Key Points to a Captivating Novel


We’ve all experienced the joy of losing ourselves in a good, soul-feeding book. Staying up late nights mesmerized in it, holding on to your book like there’s nothing better in the world. And when it ends, you’re left speechless.

You want to write the novel that’ll have people thinking about it, talking about it and loving it for as long as possible! But what does it take to write such a captivating novel? There are key points to writing a novel that’s so exciting to read it’s hard to put down. I’ll let you in on a few of these points.

Write what you know

Stick to what you know best. If you’re a softie and get lost in romance novels like there’s no tomorrow, then write romance. If thrillers keep you up at night, then it’s probably not for you.

The truth is, all my books began from a place of pain and the bliss came through the writing and publishing process. It has been said that miracles happen at the border where pain meets joy. — Diana Raab, Ph.D.

What are the books you loved reading, your favorite characters, and the novels that shaped you into the writer you want to be? You’ll only do great at writing what you know and love so start thinking!

Create Believable Characters

Readers need to be able to relate to your character. They want to see a little of themselves in the character. If you create paper dolls, there’s no way your audience will react to the character or care for them.

Characters need to be diverse, not mundane. Each character should have their distinctive traits, problems, and back story. Don’t create the Brady bunch! Make them believable by trying to add characters from your real world into your fictional world. Then you need to start studying your characters and grow to love them in order for your readers to do so too.

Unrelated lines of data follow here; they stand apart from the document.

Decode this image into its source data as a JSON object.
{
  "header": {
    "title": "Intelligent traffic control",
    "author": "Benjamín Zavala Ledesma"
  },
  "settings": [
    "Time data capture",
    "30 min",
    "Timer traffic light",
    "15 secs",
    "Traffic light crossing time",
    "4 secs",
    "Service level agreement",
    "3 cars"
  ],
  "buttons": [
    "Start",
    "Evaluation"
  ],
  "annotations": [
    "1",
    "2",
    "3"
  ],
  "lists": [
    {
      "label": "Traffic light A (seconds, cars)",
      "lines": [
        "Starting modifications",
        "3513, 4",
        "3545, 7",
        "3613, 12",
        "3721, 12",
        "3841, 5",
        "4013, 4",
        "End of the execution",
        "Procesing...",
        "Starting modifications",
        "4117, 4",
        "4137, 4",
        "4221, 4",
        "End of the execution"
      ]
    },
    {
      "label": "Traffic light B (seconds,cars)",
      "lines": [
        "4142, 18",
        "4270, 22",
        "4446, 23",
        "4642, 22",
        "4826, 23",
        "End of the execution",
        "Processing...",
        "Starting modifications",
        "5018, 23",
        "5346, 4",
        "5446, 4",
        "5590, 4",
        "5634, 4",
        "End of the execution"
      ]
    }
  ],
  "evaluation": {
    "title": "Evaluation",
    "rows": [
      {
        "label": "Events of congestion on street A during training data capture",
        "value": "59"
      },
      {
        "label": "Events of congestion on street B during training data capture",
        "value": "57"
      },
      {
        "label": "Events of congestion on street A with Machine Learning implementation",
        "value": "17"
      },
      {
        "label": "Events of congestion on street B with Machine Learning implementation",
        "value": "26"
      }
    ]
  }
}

Remember, your readers want to believe that your characters are real people with flaws that mess up and learn from their mistakes, just like them. So never stop developing your character as the story unfolds. Whether it’s good or bad change, keep your characters interesting to the extent that they surprise even you sometimes.

A compelling start

The first line in your book can make all the difference with a reader. It can be the factor that defines whether they will continue reading or not. Some readers will be nicer and judge by the first paragraph. If that first page doesn’t tempt the audience in, the rest is a waste.

I also wanted the novel to mirror the way in which we often change our mind about someone when we get new information, or see some aspect of their life from a different angle. It took a surprising amount of negotiation and revision to make the four sections of the novel fit together in what, I hope, is a felicitous fashion. — Susan K Perry Ph.D.

In a personal favorite of mine, Peter Pan, J.M Barrie started with “All children, except one, grow up”. Instantly the reader starts to wonder why that one child never grows up and wants to continue reading to find out.

Another amusing example is the 1992 classic, The Crow Road where Iain Banks started with “It was the day my grandmother exploded” and yes, he means it in the literal sense. The first thing that comes to mind is how did the old lady explode? This novel about a young man feeling trapped in the quirkiness of his family grabs the reader’s attention easily by surprise.

A good writer knows how to hook the reader from the start, but also needs to reel the fish in once it’s caught which brings us to the next point.

Plot is everything

Now that you have your characters set and hooked your readers, it’s time to work your magic! When working on a plot outline, you need to know what problem the character is going to face and how they’re going to overcome it. Keep your story juicy and full of events, like a roller coaster with ups and downs to avoid dragging it out in the middle.

Each scene you write needs to be towards the bigger picture, if the scene doesn’t make a difference, cut it! I know it’s hard to do but it has to be done.

Be Original

We are all inspired by great novels and writers, and that’s okay. But at the end of the day, you want to write something that’s true to you.

Write out of your own experiences, memories and what matters to you. This will make your writing unique and avoid clichés that have been written and rewritten many times before.

Descriptions Matter

The little things matter too! You may think it’s boring describing the surroundings and environment before getting into the action but that is what sets the mood. You want your readers to fall into your fiction world and see what you see. There’s no way they can do that if you give them small details here and there, so don’t be shy. Speak your mind.

Also, try to use smart metaphors and adjectives to season your writing and add to your description.

Embrace what makes you different. Think about the way you say things, the language you use your unique visual sense. —

End with a bang!        

You’ve made it this far, don’t slag on your book now! Your readers have expectations on how it’s going to end. You don’t necessarily have to reach those expectations as long as you can provide a satisfying, memorable ending.

Don’t leave your readers hanging with loose ends. Even if you plan on making a sequel, they deserve closure. That doesn’t mean everyone can’t get their happy ending. Just be sure to resolve the main problem and maybe leave some lingering questions taunting them for more.

A captivating novel is one that has an enticing plot, strong settings and descriptions, a diversity of meaningful characters, and an ending leaving you in awe. Before writing a novel, do your research, make clear outlines and lastly, write what’s close to your heart.